|Emma West as Lizzie and Tom Bateman as Rossetti in rehersal for Lizzie Siddal|
You know me, I loathe assumption. Most of the ten years it took me to write Stunner was spent saying 'No, she wasn't a cockney,' and 'No, she wasn't an illiterate prostitute! She could read!' However, when you are reading about someone for the first time you have to wade through the conclusions of others before you can afford to make your own. For example, think about a short summary of Siddal's life. It's bound to involve a bath-tub and an early death, these are unavoidable points in her life. Possibly your summary involves painting, poetry, possibly infidelity and sadness. Does it involve her laughing and chasing around the Red House? Does it involve being sponsored by the leading art critic of the day? Does it involve her finding out her artworks will appear in America? How many of those later points appear in the 'fictional' depictions of her?

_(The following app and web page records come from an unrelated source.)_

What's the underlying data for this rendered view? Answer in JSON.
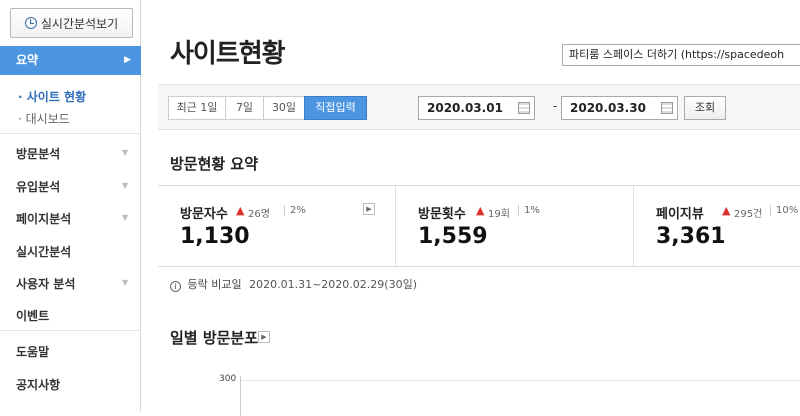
{
  "sidebar": {
    "realtime_button": "실시간분석보기",
    "summary": {
      "label": "요약",
      "arrow": "▶"
    },
    "subitems": [
      {
        "label": "· 사이트 현황"
      },
      {
        "label": "· 대시보드"
      }
    ],
    "menus": [
      {
        "label": "방문분석",
        "caret": "▼"
      },
      {
        "label": "유입분석",
        "caret": "▼"
      },
      {
        "label": "페이지분석",
        "caret": "▼"
      },
      {
        "label": "실시간분석"
      },
      {
        "label": "사용자 분석",
        "caret": "▼"
      },
      {
        "label": "이벤트"
      },
      {
        "label": "도움말"
      },
      {
        "label": "공지사항"
      }
    ]
  },
  "header": {
    "title": "사이트현황",
    "site_select": "파티룸 스페이스 더하기 (https://spacedeoh"
  },
  "toolbar": {
    "ranges": [
      "최근 1일",
      "7일",
      "30일",
      "직접입력"
    ],
    "selected_range": "직접입력",
    "start_date": "2020.03.01",
    "end_date": "2020.03.30",
    "dash": "-",
    "search_label": "조회"
  },
  "summary": {
    "title": "방문현황 요약",
    "cards": [
      {
        "label": "방문자수",
        "up": "▲",
        "change": "26명",
        "pct": "2%",
        "value": "1,130",
        "more": "▶"
      },
      {
        "label": "방문횟수",
        "up": "▲",
        "change": "19회",
        "pct": "1%",
        "value": "1,559"
      },
      {
        "label": "페이지뷰",
        "up": "▲",
        "change": "295건",
        "pct": "10%",
        "value": "3,361"
      }
    ],
    "compare_icon": "i",
    "compare_label": "등락 비교일",
    "compare_range": "2020.01.31~2020.02.29(30일)"
  },
  "daily": {
    "title": "일별 방문분포",
    "more": "▶",
    "y_top_tick": "300"
  },
  "colors": {
    "accent": "#4c95e0",
    "up": "#e0322f"
  }
}
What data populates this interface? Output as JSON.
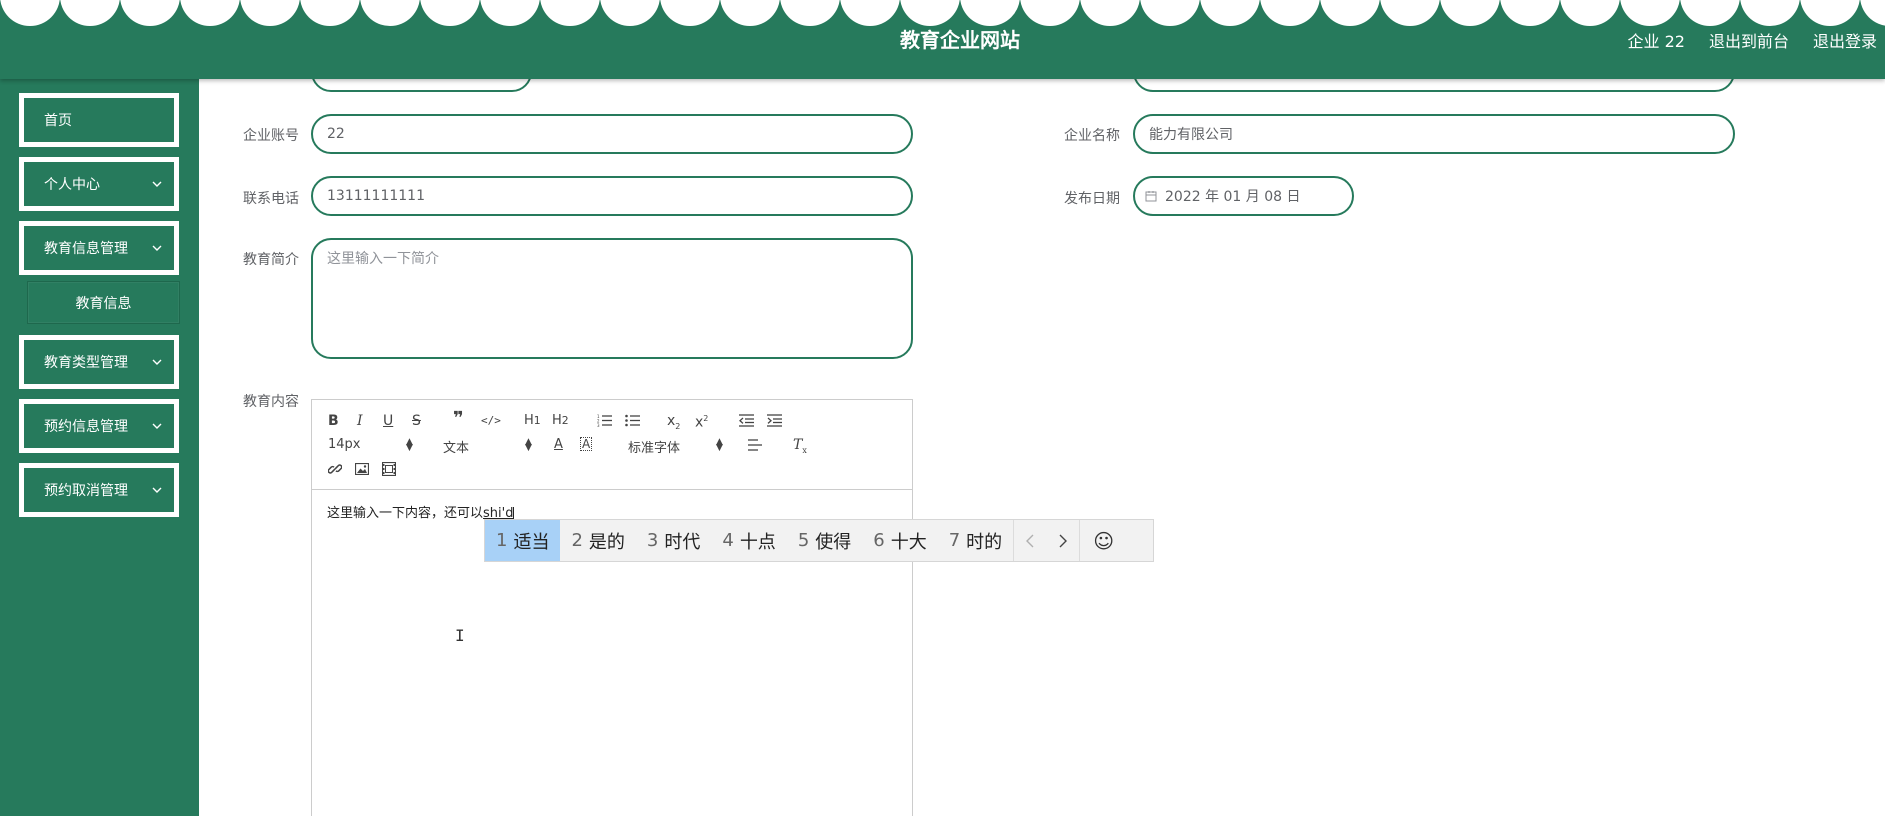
{
  "header": {
    "title": "教育企业网站",
    "user_label": "企业 22",
    "front_label": "退出到前台",
    "logout_label": "退出登录"
  },
  "sidebar": {
    "items": [
      {
        "label": "首页"
      },
      {
        "label": "个人中心"
      },
      {
        "label": "教育信息管理"
      },
      {
        "label": "教育信息"
      },
      {
        "label": "教育类型管理"
      },
      {
        "label": "预约信息管理"
      },
      {
        "label": "预约取消管理"
      }
    ]
  },
  "form": {
    "account_label": "企业账号",
    "account_value": "22",
    "company_label": "企业名称",
    "company_value": "能力有限公司",
    "phone_label": "联系电话",
    "phone_value": "13111111111",
    "date_label": "发布日期",
    "date_value": "2022 年 01 月 08 日",
    "intro_label": "教育简介",
    "intro_value": "这里输入一下简介",
    "content_label": "教育内容"
  },
  "editor": {
    "font_size": "14px",
    "text_type": "文本",
    "font_family": "标准字体",
    "content": "这里输入一下内容，还可以",
    "composition": "shi'd"
  },
  "ime": {
    "candidates": [
      {
        "num": "1",
        "text": "适当"
      },
      {
        "num": "2",
        "text": "是的"
      },
      {
        "num": "3",
        "text": "时代"
      },
      {
        "num": "4",
        "text": "十点"
      },
      {
        "num": "5",
        "text": "使得"
      },
      {
        "num": "6",
        "text": "十大"
      },
      {
        "num": "7",
        "text": "时的"
      }
    ]
  },
  "colors": {
    "brand": "#267a5c",
    "ime_highlight": "#a8d1f7"
  }
}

|Gug in a Tub from Desperate Romantics|
|Yes, yes, very nice...|
|Elizabeth Siddal Painting at an Easel (1850s) D G Rossetti|
|Elizabeth Siddal D G Rossetti|

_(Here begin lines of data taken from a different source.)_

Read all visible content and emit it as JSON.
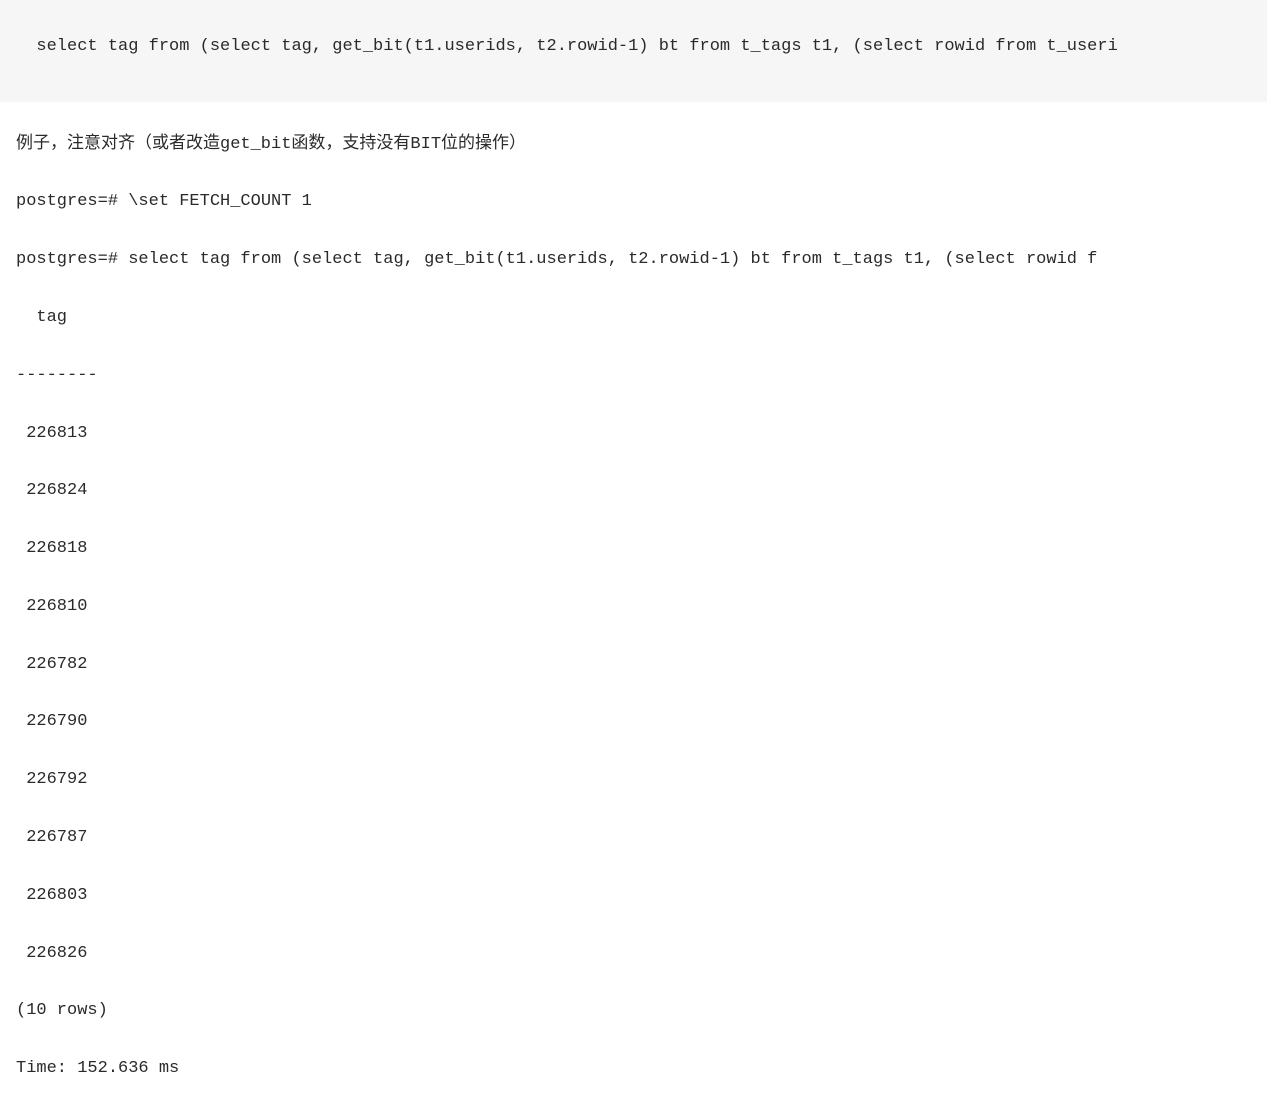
{
  "top_query": "select tag from (select tag, get_bit(t1.userids, t2.rowid-1) bt from t_tags t1, (select rowid from t_useri",
  "comment": "例子，注意对齐（或者改造get_bit函数，支持没有BIT位的操作）",
  "line1": "postgres=# \\set FETCH_COUNT 1",
  "line2": "postgres=# select tag from (select tag, get_bit(t1.userids, t2.rowid-1) bt from t_tags t1, (select rowid f",
  "header": "  tag   ",
  "divider": "--------",
  "rows": [
    " 226813",
    " 226824",
    " 226818",
    " 226810",
    " 226782",
    " 226790",
    " 226792",
    " 226787",
    " 226803",
    " 226826"
  ],
  "row_count": "(10 rows)",
  "time": "Time: 152.636 ms"
}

|Regina Cordium D G Rossetti|
|To say Rossetti painted this from her corpse is|
far more interesting than saying he used existing sketches
|Rossetti discovers his perfect model, as seen in Look and Learn|

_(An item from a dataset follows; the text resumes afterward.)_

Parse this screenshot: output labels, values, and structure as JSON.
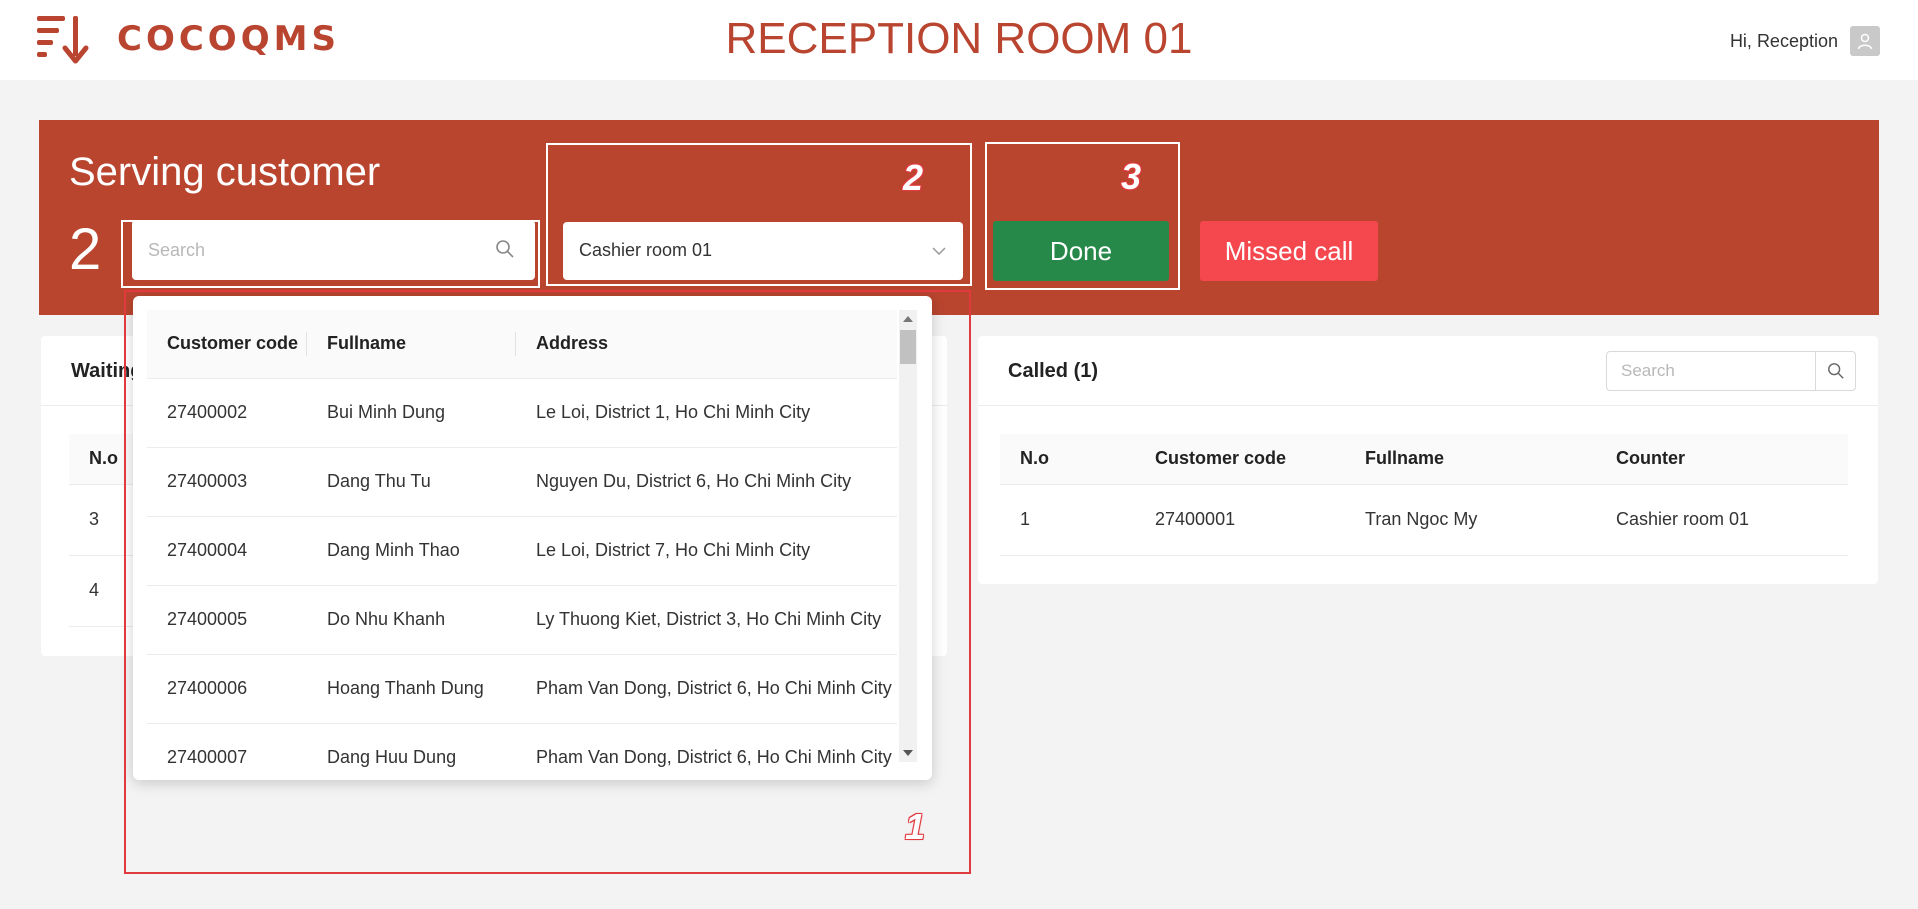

|Elizabeth Siddal (photo)|
Anyway, back to Lizzie. For some reason we are stuck with the epithet 'tragic' when describing her life but that lessens her because it makes her appear helpless. The majority of her life was not tinged with tragedy, in fact proportionately more of her life was spent in victory than in sorrow. She spent one afternoon in a bath tub but this dominates our vision of her. I wonder if the tragedy of Elizabeth Siddal is that we can't let her be happy.